The monastery with the best location in all of Armenia was probably the castle-like Khor Virap. The views of the icy slopes of the sacred to the Armenians mountain Ararat were breathtaking.


The Armenian capital did not impress me with its architecture, but the number of parks and green areas was striking. I cannot say that Yerevan was a beautiful city, but I liked. It reminded me somewhat of Sofia and La Paz simultaneously. Probably because of the many abandoned constructions and the mountain, towering in the distance.


My first impression of Erebuni Fortress wasn’t good – numerous walls and foundations of buildings with a height of 1.5 m., upon which for conservation purposes too obviously and too much concrete had been poured. There was a group of young people (probably students) carrying out active excavations – digging holes with metal spatulas, sifting dirt, … For the first time in the region I saw that something was happening in this field, rather than simply relying upon old artifacts. The hill also had panoramic views of Yerevan.

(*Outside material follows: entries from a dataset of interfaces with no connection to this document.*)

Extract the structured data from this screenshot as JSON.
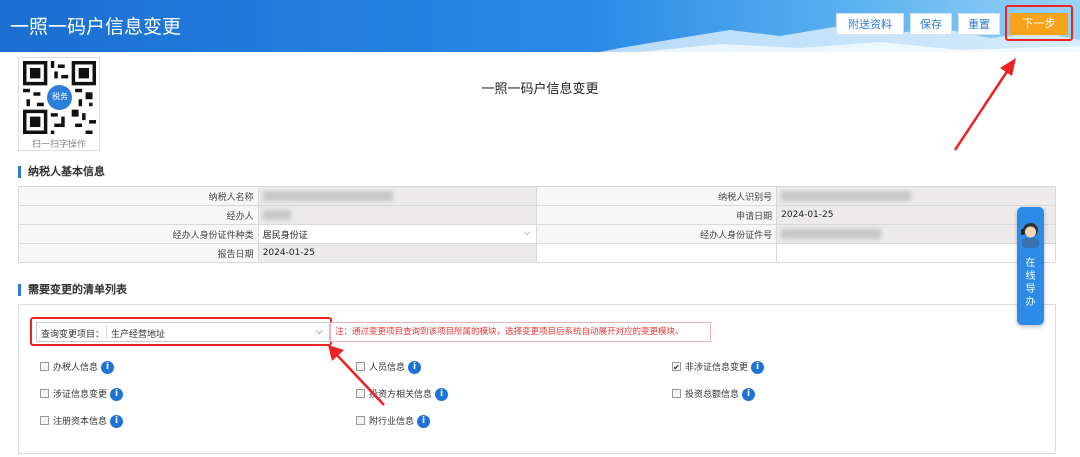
{
  "header": {
    "title": "一照一码户信息变更",
    "buttons": {
      "attach": "附送资料",
      "save": "保存",
      "reset": "重置",
      "next": "下一步"
    }
  },
  "qr": {
    "caption": "扫一扫字操作",
    "center_label": "税务"
  },
  "document": {
    "title": "一照一码户信息变更"
  },
  "taxpayer_section": {
    "title": "纳税人基本信息",
    "rows": [
      {
        "label1": "纳税人名称",
        "value1": "",
        "label2": "纳税人识别号",
        "value2": ""
      },
      {
        "label1": "经办人",
        "value1": "",
        "label2": "申请日期",
        "value2": "2024-01-25"
      },
      {
        "label1": "经办人身份证件种类",
        "value1": "居民身份证",
        "label2": "经办人身份证件号",
        "value2": ""
      },
      {
        "label1": "报告日期",
        "value1": "2024-01-25",
        "label2": "",
        "value2": ""
      }
    ]
  },
  "change_section": {
    "title": "需要变更的清单列表",
    "query_label": "查询变更项目：",
    "query_value": "生产经营地址",
    "note": "注：通过变更项目查询到该项目所属的模块，选择变更项目后系统自动展开对应的变更模块。",
    "checkboxes": [
      {
        "label": "办税人信息",
        "checked": false
      },
      {
        "label": "人员信息",
        "checked": false
      },
      {
        "label": "非涉证信息变更",
        "checked": true
      },
      {
        "label": "涉证信息变更",
        "checked": false
      },
      {
        "label": "投资方相关信息",
        "checked": false
      },
      {
        "label": "投资总额信息",
        "checked": false
      },
      {
        "label": "注册资本信息",
        "checked": false
      },
      {
        "label": "附行业信息",
        "checked": false
      }
    ],
    "info_glyph": "i"
  },
  "guide": {
    "label": "在线导办",
    "icon": "support-avatar-icon"
  },
  "colors": {
    "header_blue": "#1a6fd0",
    "accent_orange": "#f7a21b",
    "highlight_red": "#e22222",
    "info_blue": "#1f72d6"
  }
}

Built in the VII century the Zvartnots Cathedral, dedicated to St. Gregory the Illuminator, had been considered one of the most beautiful churches in the world. It had been destroyed by an earthquake back in the X century. So there was not much left but this temple was still worth visiting for being unique in Armenia with its rotunda shape.


Etchmiadzin was regarded as the Armenian Vatican. In the center of the city there was a large walled complex of religious buildings. Among them the Etchmiadzin Cathedral, a World Heritage Site, towered. If the signs of the exhibits in its treasury were true, there were relics of more than 10 saints here. Among them St. George and St. John the Baptist. In addition there was a piece of Noah’s Ark, a piece of the Holy Cross and the weapon used by a Roman soldier to pierce the side of Christ on his way to Calvary.


For the Armenian people Sardarapat memorial was equivalent to our Shipka. Here in 1918 the forces of the First Armenian Republic under the command of General Andranik stopped the advancing Turkish invaders and saved the country from a likely annihilation. Nationalists treated a visit here as a kind of pilgrimage.


My easiest ride for this trip was with Sarah – for just one day we hitchhiked from Tbilisi to Yerevan. I suggested that she accompany me to Kari Lich Lake at the foot of the Aragats volcano. She was even willing to climb to the top, although she didn’t have a sleeping bag. Along the trail the 17-year-old Lev and the 19-year-old Maxim joined us.


On August 14, 2016 I summited Armenia’s highest point – the extinct volcano Mt. Aragats (4090 m.) after a though night at 3600 m.: 4 persons, 3 sleeping bags, 1 two-person tent and I playing the unprecedented role of the grown-up as the only one experienced and properly equipped in the company of an American girl in sneakers and two Ukrainian boys.


This ascent marked the end of my stay in Armenia. It took me two days of hitchhiking to reach the town of Agarak and the Iranian border. Here the landscape was completely different – dry and treeless. As if to prepare me for the crossing of this imaginary line separating Asia from Europe.


After almost four months of wandering around the ancient provinces of Lycia, Cilicia and Colchis – trekking, climbing peaks, visiting numerous churches, monasteries and archaeological sites – it was just about time to cross to the territory of another powerful ancient empire – Persia.

Go to part 10: Johnnie in the Middle (East)